The Edinburgh Reforms create new secondary objectives for the PRA and FCA, to focus on growth and international competitiveness. New remit letters include targeted recommendations for how the regulators will support economic policy.
As one of the more controversial announcements, the government will reform the Senior Managers and Certification Regime, to improve its effectiveness and proportionality. Launching a Call for Evidence in the first quarter of 2023, the government will focus on the legislative changes needed, while the PRA and FCA will assess the regulatory aspects.
Reforming wholesale markets
Following the Wholesale Market Review in 2021, the government plans to update the Markets in Financial Instruments Directive (MiFID) framework and has published new reporting requirements.
Additional changes include:
- Simplifying the rules for firms trading commodities derivatives as an ancillary activity (Q1 2023)
- Consolidating the tape for market data through a new regulatory regime from the FCA by 2024
- Commissioning an Investment Research Review to assess what makes the UK competitive and attractive for investors
- Creating an Accelerated Settlement Taskforce to explore the potential for settling trades faster to reduce counterparty risk and improve efficiency
Taking a multi-tooled approach to unlocking investment, the Edinburgh Reforms draw on pre-existing plans to reform Solvency II and corporate governance regulations, and action recommendations from the Secondary Capital Raising Review.
Further changes include:
- Consultations for the Local Government Pension Scheme (LGPS) covering asset pooling (early 2023), and investment opportunities in illiquid assets
- A DWP led consultation on a Value for Money framework, to improve governance and performance in pension schemes (supported by the FCA and Pensions Regulator)
- Changes to tax rules for Real Estate Investment Trusts (REITs)
- Reforms to VAT treatment of fund management for greater clarity
A focus on sustainable finance
Sustainable finance reforms aim to help the UK reach its net-zero target and establish its position as a leader in responsible investment. As such, the Edinburgh Reforms announce an updated Green Finance Strategy, due in early 2023. In a welcome move, the government is also turning its attention to ESG ratings providers and will consult on bringing them into the regulatory perimeter (Q1 2023), to ensure more consistent market data for investors.

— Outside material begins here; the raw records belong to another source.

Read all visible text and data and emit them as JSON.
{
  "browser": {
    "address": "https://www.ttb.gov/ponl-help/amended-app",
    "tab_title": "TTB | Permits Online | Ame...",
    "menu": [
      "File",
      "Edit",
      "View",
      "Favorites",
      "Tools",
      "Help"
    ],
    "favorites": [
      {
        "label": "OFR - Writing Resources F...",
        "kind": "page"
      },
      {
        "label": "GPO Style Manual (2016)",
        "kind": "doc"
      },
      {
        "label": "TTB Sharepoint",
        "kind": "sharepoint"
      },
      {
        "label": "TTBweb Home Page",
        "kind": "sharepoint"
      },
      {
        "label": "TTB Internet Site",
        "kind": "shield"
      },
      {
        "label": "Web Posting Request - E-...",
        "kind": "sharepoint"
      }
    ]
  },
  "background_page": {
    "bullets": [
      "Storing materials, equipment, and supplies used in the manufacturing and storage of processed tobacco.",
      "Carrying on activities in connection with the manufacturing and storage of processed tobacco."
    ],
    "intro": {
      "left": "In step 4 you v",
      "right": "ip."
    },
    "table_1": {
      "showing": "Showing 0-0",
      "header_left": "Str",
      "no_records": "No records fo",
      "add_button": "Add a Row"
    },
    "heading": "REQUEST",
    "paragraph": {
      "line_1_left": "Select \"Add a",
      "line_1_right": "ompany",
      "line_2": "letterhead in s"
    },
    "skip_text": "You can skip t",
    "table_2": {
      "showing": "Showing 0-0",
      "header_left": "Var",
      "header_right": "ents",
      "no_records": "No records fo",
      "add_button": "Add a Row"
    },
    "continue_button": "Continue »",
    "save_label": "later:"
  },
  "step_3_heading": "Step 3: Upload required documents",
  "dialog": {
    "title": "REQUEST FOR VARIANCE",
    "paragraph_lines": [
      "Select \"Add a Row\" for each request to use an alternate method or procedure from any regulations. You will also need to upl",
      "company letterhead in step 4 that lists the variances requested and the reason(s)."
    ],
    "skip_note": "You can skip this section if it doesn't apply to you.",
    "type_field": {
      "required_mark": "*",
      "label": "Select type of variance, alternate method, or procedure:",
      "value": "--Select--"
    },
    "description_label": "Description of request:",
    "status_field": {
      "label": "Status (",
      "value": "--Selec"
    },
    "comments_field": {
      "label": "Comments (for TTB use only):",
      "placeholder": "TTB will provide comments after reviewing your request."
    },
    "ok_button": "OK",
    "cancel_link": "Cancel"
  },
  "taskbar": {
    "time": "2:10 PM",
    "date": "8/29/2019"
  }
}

HM Treasury will also join the newly formed ESG Data and Ratings Code of Conduct Working Group as an observer.
Technology and innovation
Cryptoassets are a key focus under the Edinburgh Reforms, mostly highlighting existing initiatives. This includes bringing forward a consultation on a central bank digital currency to explore the use case and potential design, supported by a technical working paper. It will also improve stablecoin regulation through the FSM Bill, ensuring the UK has the power to regulate all investment-related cryptoasset activities. Finally, HMRC will finalise regulations to expand the Investment Manager Exemption, allowing UK-managed overseas funds to include cryptoassets in their portfolios.
Additional moves to improve innovation include:
- Establishing a Financial Market Infrastructure Sandbox in 2023 to test new infrastructure innovations
- Bringing forward plans for a new class of wholesale market venue to close the gap between public and private investment markets
Consumers and businesses
Turning its attention to consumers and businesses, the government has published a new consultation paper to reform consumer lending to reflect a more digital economy. It has also previously consulted on removing performance fees from the regulatory charge cap to encourage investment in UK innovation, and will move this into regulation in 2023. Plans to assess the boundary between financial advice and guidance will help improve consumer support.
Staying up to date
While many of the Edinburgh Reforms build on or highlight existing initiatives, there are a number of new announcements and consultations in the works.
To stay up to date, key dates for Q1 of 2023 include:
- SM&CR – Call for Evidence
- Ringfencing and Resolution Regimes – Call for Evidence
- Updated Green Finance Strategy
- ESG ratings providers - consultation
Contact Alex Ellerton for more information on the Edinburgh Reforms and what they mean for your business.